About Guesthouse Eng

Guesthouse Kamejikan is located in Kamakura, a historical area that was once the political capital of Japan.
It is only 250 meters away from a sandy beach where you could enjoy a nice morning walk and beautiful sunsets, as well as surfing and swimming in the summer.

The building is 88 years old and originally built as a residence for a wealthy family. It was converted into a guesthouse in 2011. The carpenter was a specialist in temples and shrines. You can clearly see characteristics of his work throughout the structure, which includes a large shrine inside.

Kamejikan means “turtle time” in Japanese. The name was given in the hope that our guests spend a relaxing time here and be reminded of the slow pace of life in the old days. We hope you will enjoy staying at our traditional wooden architecture. We welcome you to visit us at Kamejikan.

About our facilities

Our guesthouse is a reasonable accommodation for budget tourists. The shower room and toilets are communal and self-service is requested of our guests. Towels and sleepwear can be rented and are not included in the room prices. It is recommended that you bring your own.
The building has been renovated from an old wooden Japanese house, and paper walls in some rooms have remained to keep the original interior of the house. Please note it is not the best place for people sensitive to sounds. We hope you will enjoy the experience of olden Japanese life.



Masa, the owner

After graduating from university, Masa volunteered as a teacher in Nepal, and then worked in the music industry in Tokyo for several years. In 2000, he embarked on a world tour; traveling across Asia to Africa. In Cape Town, South Africa, he worked at a vegetarian cafe, and then later in Zimbabwe, encountered the mbira, a Zimbabwean music instrument that he started to learn. After three years of travel, he came back to Japan and got involved in several music projects. The idea of setting up a guesthouse in Kamakura came from his own life experiences and the desire to build a sustainable community. He found a partner with the same vision, and with the support of the local community, Kamejikan opened in April 2011.

Related link:http://mbirazvakanaka.com/shop/

Sumi, The IT Manager

Sumi, the IT manager

Having traveled all over Latin America and India, Sumi now enjoys a slower-paced life in Japan. His love for travel is expressed through different mediums like his books, photos and job at Kamejikan. He often gets bitten by the travel bug, and the place he wishes to visit varies from day to day. Our website with Sumi's beautiful pictures is also created and managed by him.

Romi, The Art Director

Romi, the art director

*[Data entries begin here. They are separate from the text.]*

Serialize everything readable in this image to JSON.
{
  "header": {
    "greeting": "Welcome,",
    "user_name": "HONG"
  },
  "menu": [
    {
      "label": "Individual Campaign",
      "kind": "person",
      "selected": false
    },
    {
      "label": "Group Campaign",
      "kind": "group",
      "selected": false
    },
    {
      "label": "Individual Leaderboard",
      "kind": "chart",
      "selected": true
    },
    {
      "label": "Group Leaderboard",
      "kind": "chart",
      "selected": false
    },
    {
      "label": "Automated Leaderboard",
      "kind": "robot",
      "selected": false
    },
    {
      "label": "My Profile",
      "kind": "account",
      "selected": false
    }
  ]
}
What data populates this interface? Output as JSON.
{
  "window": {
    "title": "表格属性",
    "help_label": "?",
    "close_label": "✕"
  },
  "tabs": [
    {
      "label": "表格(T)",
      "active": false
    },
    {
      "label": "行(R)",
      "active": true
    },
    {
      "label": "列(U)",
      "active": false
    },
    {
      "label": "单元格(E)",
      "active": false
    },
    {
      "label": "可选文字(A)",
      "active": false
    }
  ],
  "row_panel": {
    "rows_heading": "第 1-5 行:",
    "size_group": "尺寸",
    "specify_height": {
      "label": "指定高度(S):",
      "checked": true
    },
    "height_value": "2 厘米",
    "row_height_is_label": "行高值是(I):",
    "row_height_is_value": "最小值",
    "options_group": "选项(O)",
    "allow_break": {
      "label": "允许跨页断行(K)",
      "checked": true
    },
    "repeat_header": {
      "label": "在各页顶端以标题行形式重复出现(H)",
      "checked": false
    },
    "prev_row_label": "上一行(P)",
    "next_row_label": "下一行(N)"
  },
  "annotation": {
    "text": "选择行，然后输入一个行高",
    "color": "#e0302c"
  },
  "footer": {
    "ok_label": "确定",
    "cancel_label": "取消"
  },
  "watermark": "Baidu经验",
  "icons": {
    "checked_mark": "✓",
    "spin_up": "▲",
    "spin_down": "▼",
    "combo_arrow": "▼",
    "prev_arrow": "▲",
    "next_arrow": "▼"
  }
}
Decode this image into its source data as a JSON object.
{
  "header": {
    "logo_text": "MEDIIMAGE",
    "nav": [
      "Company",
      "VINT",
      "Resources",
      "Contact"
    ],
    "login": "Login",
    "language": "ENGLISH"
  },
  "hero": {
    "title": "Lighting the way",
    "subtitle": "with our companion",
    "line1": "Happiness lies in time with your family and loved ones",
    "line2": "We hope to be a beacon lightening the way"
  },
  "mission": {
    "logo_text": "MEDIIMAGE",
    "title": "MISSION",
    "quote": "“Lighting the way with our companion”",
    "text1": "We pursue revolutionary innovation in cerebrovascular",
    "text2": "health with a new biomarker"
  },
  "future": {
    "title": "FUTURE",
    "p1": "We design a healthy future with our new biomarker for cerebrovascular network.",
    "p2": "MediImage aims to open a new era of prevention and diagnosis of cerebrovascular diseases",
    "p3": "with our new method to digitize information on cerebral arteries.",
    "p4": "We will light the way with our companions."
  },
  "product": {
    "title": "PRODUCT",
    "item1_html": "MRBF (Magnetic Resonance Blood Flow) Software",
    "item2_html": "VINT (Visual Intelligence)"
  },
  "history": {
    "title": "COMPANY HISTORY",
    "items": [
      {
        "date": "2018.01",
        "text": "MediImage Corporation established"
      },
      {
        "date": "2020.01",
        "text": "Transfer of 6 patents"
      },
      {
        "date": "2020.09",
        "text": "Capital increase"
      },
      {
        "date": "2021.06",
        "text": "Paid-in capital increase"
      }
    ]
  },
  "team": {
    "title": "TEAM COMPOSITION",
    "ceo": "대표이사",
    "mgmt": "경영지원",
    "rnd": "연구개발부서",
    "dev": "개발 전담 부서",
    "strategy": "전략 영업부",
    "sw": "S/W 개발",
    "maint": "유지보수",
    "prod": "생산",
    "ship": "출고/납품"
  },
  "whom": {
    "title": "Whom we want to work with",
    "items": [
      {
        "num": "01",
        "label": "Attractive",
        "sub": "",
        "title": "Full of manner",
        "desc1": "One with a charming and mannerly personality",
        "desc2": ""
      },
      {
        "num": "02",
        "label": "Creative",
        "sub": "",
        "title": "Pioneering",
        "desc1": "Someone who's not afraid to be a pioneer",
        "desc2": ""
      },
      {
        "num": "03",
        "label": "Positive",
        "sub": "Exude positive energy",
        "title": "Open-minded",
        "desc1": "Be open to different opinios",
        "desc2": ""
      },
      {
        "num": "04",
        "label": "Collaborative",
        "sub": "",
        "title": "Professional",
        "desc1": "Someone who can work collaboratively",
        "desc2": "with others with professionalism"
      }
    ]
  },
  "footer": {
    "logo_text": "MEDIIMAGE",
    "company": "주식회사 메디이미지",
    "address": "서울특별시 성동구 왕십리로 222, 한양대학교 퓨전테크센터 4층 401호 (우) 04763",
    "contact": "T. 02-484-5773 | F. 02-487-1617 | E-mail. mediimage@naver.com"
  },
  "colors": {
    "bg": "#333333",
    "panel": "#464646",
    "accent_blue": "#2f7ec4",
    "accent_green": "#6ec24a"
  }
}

When wandering around in Europe and South America, Romi was captivated by the tree houses she saw there. Currently, she is designing her third tree house while working on landscaping and creative arts. Her favorite places are Costa Rica, Sicilia and Hawaii. Some of the interior decor in Kamejikan are done by her.

Madoka,the Night Shift Staff

Madoka,the night shift staff

Still on the road. From one place to another as my heart leads to. My friend wanted to live in Kamakura and took me where I once had lived,then I found myself wishing to live here again. I got the job at Kamejikan 3 days later and I have started to work here 10 days later. Israel, Argentina and Europe are my favorite countries where I feel strong connection with. I live to share wonderful time with lovely people by traveling, dancing and cooking.

Kousaiken, The Bar Chef

Kousaiken, the bar chef

Since traveling to India in 1988, he had learned Indian and some ethnic cuisines in Nara, Kyoto and Tokyo. Then he opened his restaurant "Kousaiken(literally means "Coriander restaurant") after having a child.He had run the restaurant for 20 years serving curries and Vegan dishes with his wife until last year. Coming back to his home town Kamakura after 30 years absence,now they have re-started "Kousaiken Guu" in Zaimokuza.